Far-Reaching Bill Laying Foundation for State to Return Freeway Stubs Passes State Senate Committee

Published : Wednesday, April 10, 2019 | 6:01 AM

A bill known as SB-7 which would lay the foundation for the state to return surplus 710 freeway stubs back to local cities in the freeway corridor passed a state Senate committee Tuesday.

The bill, authored by Pasadena-area Senator Anthony Portantino, SB 7 additionally would forever officially prohibit the implementation of a freeway tunnel or surface freeway in the gap between Alhambra and Pasadena.

The bill would also allow the surplus of Caltrans properties being used by local nonprofits to be purchased at their current use value.

“I am very excited to have SB 7 move through the process it follows through on the commitment I made two years ago when negotiating the end to the 710 tunnel threat. At the time, it was agreed that the EIR certification would move us all in a new and collaborative direction and then I would take the freeway off the table and protect the nonprofits in the corridor. Today, we move one big step closer to that reality,” Senator Portantino said.

Representatives of two Pasadena nonprofits currently leasing Caltrans properties along the defunct route flew to Sacramento to offer testimony on behalf Senator Porantino’s legislation. Elizabeth Dever and Megan Foker from the Ronald McDonald House Charities and students Alaysia Baker-Baughn and Dashiell Gowen from Sequoyah School were on hand as the committee debated the bill.

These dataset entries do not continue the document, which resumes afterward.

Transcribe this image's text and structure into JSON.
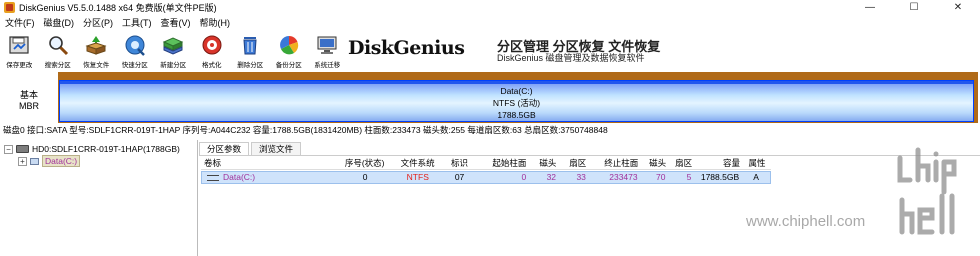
{
  "titlebar": {
    "title": "DiskGenius V5.5.0.1488 x64 免费版(单文件PE版)",
    "minimize": "—",
    "maximize": "☐",
    "close": "✕"
  },
  "menu": [
    "文件(F)",
    "磁盘(D)",
    "分区(P)",
    "工具(T)",
    "查看(V)",
    "帮助(H)"
  ],
  "toolbar": [
    {
      "label": "保存更改",
      "icon": "save-icon"
    },
    {
      "label": "搜索分区",
      "icon": "search-partition-icon"
    },
    {
      "label": "恢复文件",
      "icon": "recover-files-icon"
    },
    {
      "label": "快速分区",
      "icon": "quick-partition-icon"
    },
    {
      "label": "新建分区",
      "icon": "new-partition-icon"
    },
    {
      "label": "格式化",
      "icon": "format-icon"
    },
    {
      "label": "删除分区",
      "icon": "delete-partition-icon"
    },
    {
      "label": "备份分区",
      "icon": "backup-partition-icon"
    },
    {
      "label": "系统迁移",
      "icon": "system-migration-icon"
    }
  ],
  "banner": {
    "logo": "DiskGenius",
    "headline": "分区管理 分区恢复 文件恢复",
    "subline": "DiskGenius 磁盘管理及数据恢复软件"
  },
  "diskmap": {
    "disk_label_line1": "基本",
    "disk_label_line2": "MBR",
    "partition_name": "Data(C:)",
    "partition_fs": "NTFS (活动)",
    "partition_size": "1788.5GB"
  },
  "info_line": "磁盘0 接口:SATA  型号:SDLF1CRR-019T-1HAP  序列号:A044C232  容量:1788.5GB(1831420MB)  柱面数:233473  磁头数:255  每道扇区数:63  总扇区数:3750748848",
  "tree": {
    "root_label": "HD0:SDLF1CRR-019T-1HAP(1788GB)",
    "child_label": "Data(C:)",
    "toggle_root": "−",
    "toggle_child": "+"
  },
  "tabs": [
    "分区参数",
    "浏览文件"
  ],
  "table": {
    "headers": [
      "卷标",
      "序号(状态)",
      "文件系统",
      "标识",
      "起始柱面",
      "磁头",
      "扇区",
      "终止柱面",
      "磁头",
      "扇区",
      "容量",
      "属性"
    ],
    "rows": [
      {
        "name": "Data(C:)",
        "seq": "0",
        "fs": "NTFS",
        "id": "07",
        "start_cyl": "0",
        "start_head": "32",
        "start_sec": "33",
        "end_cyl": "233473",
        "end_head": "70",
        "end_sec": "5",
        "capacity": "1788.5GB",
        "attr": "A"
      }
    ]
  },
  "watermark": {
    "url": "www.chiphell.com"
  },
  "colors": {
    "partition_border": "#0040ff",
    "disk_frame": "#b06a18",
    "selected_row": "#cfe3fb",
    "red_text": "#e3221b",
    "purple_text": "#a0309b"
  }
}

The City of South Pasadena, the City of Pasadena, the Cottage Co-Op, Pasadena Ronald McDonald House, LA County Supervisor Kathryn Barger and the Board of Supervisors all formally support SB 7.

SB 7 is now headed to the Senate Appropriations (Portantino is chair) and then the Senate Floor for a final vote. If signed by Governor Newsom, the bill would conclude its process early September.

Last December, Portantino hosted a press conference at which he presented the Environmental Impact Report for 710 Freeway extension which formally adopted a local street improvement alternative instead of the multibillion-dollar eight-lane tunnel proposed 15 years ago.

“When the EIR was certified, the tunnel essentially [was] dead,” Portantino’s office said in an email. “SB 7 is the icing on the cake to close this issue.”